Bösendorfer is an Austrian piano manufacturer and, since 2008, a wholly owned subsidiary of Yamaha Corporation. Bösendorfer is unusual in that it produces 97– and 92-key models in addition to instruments with standard 88-key keyboards, and in its use of three-strings-per-hammer model of construction.
Bösendorfer, one of the oldest piano manufacturers, was established in 1828 by Ignaz Bösendorfer.It has a history of producing highly respected instruments; in 1830, it was granted the status of official piano maker to the Emperor of Austria. Ignaz’s son Ludwig Bösendorfer assumed control in 1859, operating from new premises from 1860. Between 1872 and its closure in 1913, the associated Bösendorfer-Saal was one of the premier concert halls of Vienna. In 1909, Carl Hutterstrasser purchased the company and was succeeded by his sons Alexander and Wolfgang in 1931.
In 1966, the Jasper Corporation (later renamed Kimball International), parent company of Kimball Pianos, assumed control of Bösendorfer, where it remained before returning to Austrian hands, when the BAWAG PSK Gruppe purchased it in 2002. BAWAG signed an agreement to sell all stock in Bösendorfer to Yamaha on 20 December 2007.
Bösendorfer pioneered the extension of the typical 88-key keyboard, creating the Imperial Grand (Model 290), which has 97 keys (eight octaves). The Bösendorfer sound is usually described as darker or richer than the purer but less full-bodied sound of other pianos, such as Steinway & Sons or Yamaha.

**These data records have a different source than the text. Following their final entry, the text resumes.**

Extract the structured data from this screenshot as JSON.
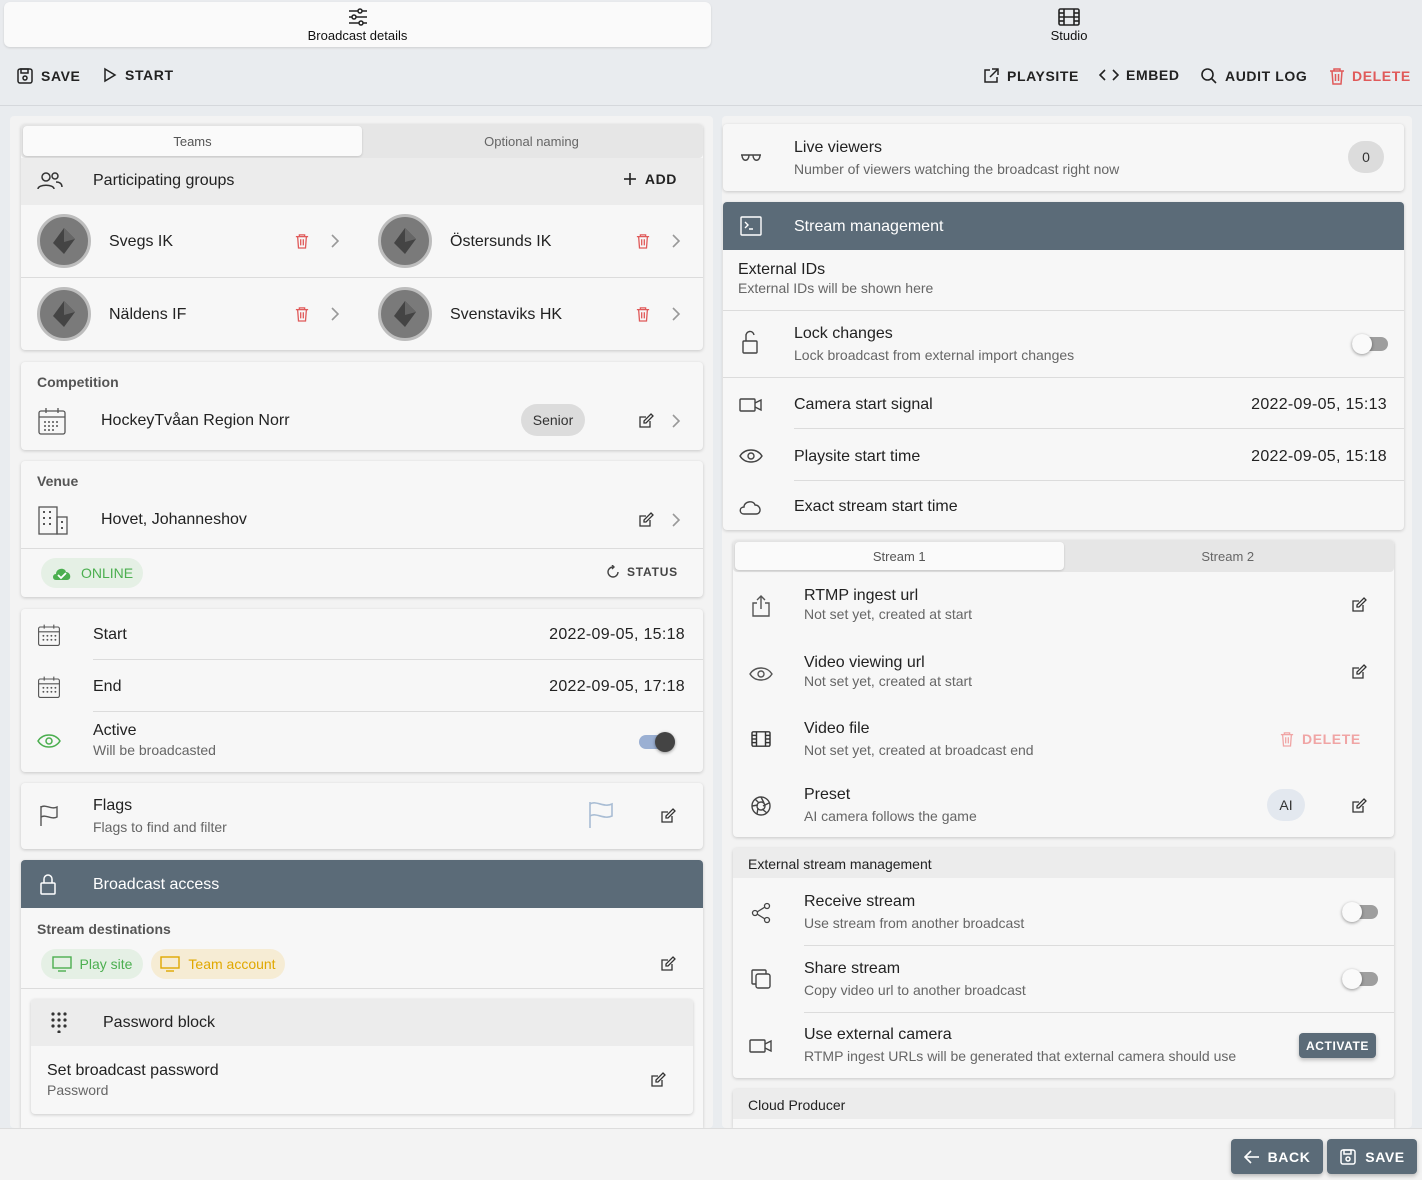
{
  "top_tabs": [
    {
      "label": "Broadcast details",
      "icon": "sliders-icon",
      "active": true
    },
    {
      "label": "Studio",
      "icon": "film-icon",
      "active": false
    }
  ],
  "toolbar": {
    "save": "SAVE",
    "start": "START",
    "playsite": "PLAYSITE",
    "embed": "EMBED",
    "audit_log": "AUDIT LOG",
    "delete": "DELETE"
  },
  "teams": {
    "tabs": [
      "Teams",
      "Optional naming"
    ],
    "header": "Participating groups",
    "add": "ADD",
    "items": [
      "Svegs IK",
      "Östersunds IK",
      "Näldens IF",
      "Svenstaviks HK"
    ]
  },
  "competition": {
    "heading": "Competition",
    "name": "HockeyTvåan Region Norr",
    "chip": "Senior"
  },
  "venue": {
    "heading": "Venue",
    "name": "Hovet, Johanneshov",
    "status_chip": "ONLINE",
    "status_button": "STATUS"
  },
  "schedule": {
    "start_label": "Start",
    "start_value": "2022-09-05, 15:18",
    "end_label": "End",
    "end_value": "2022-09-05, 17:18",
    "active_label": "Active",
    "active_sub": "Will be broadcasted",
    "active_on": true
  },
  "flags": {
    "label": "Flags",
    "sub": "Flags to find and filter"
  },
  "broadcast_access": {
    "header": "Broadcast access",
    "destinations_heading": "Stream destinations",
    "chips": [
      "Play site",
      "Team account"
    ],
    "password_header": "Password block",
    "password_label": "Set broadcast password",
    "password_sub": "Password"
  },
  "live_viewers": {
    "label": "Live viewers",
    "sub": "Number of viewers watching the broadcast right now",
    "count": "0"
  },
  "stream_management": {
    "header": "Stream management",
    "external_ids_label": "External IDs",
    "external_ids_sub": "External IDs will be shown here",
    "lock_label": "Lock changes",
    "lock_sub": "Lock broadcast from external import changes",
    "camera_start_label": "Camera start signal",
    "camera_start_value": "2022-09-05, 15:13",
    "playsite_start_label": "Playsite start time",
    "playsite_start_value": "2022-09-05, 15:18",
    "exact_start_label": "Exact stream start time"
  },
  "streams": {
    "tabs": [
      "Stream 1",
      "Stream 2"
    ],
    "rtmp_label": "RTMP ingest url",
    "rtmp_sub": "Not set yet, created at start",
    "video_url_label": "Video viewing url",
    "video_url_sub": "Not set yet, created at start",
    "video_file_label": "Video file",
    "video_file_sub": "Not set yet, created at broadcast end",
    "video_file_delete": "DELETE",
    "preset_label": "Preset",
    "preset_sub": "AI camera follows the game",
    "preset_chip": "AI"
  },
  "external_stream": {
    "heading": "External stream management",
    "receive_label": "Receive stream",
    "receive_sub": "Use stream from another broadcast",
    "share_label": "Share stream",
    "share_sub": "Copy video url to another broadcast",
    "ext_cam_label": "Use external camera",
    "ext_cam_sub": "RTMP ingest URLs will be generated that external camera should use",
    "activate": "ACTIVATE"
  },
  "cloud_producer": {
    "heading": "Cloud Producer"
  },
  "footer": {
    "back": "BACK",
    "save": "SAVE"
  },
  "colors": {
    "accent_dark": "#5b6b78",
    "danger": "#e05a5a",
    "online_green": "#4caf50",
    "team_account_amber": "#e0a800"
  }
}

Bösendorfer has produced a number of specially designed pianos named after famous composers such as Franz Schubert, Frédéric Chopin and Franz Liszt, as well as pianos designed for special occasions, such as Bösendorfer’s 170th and 175th anniversaries.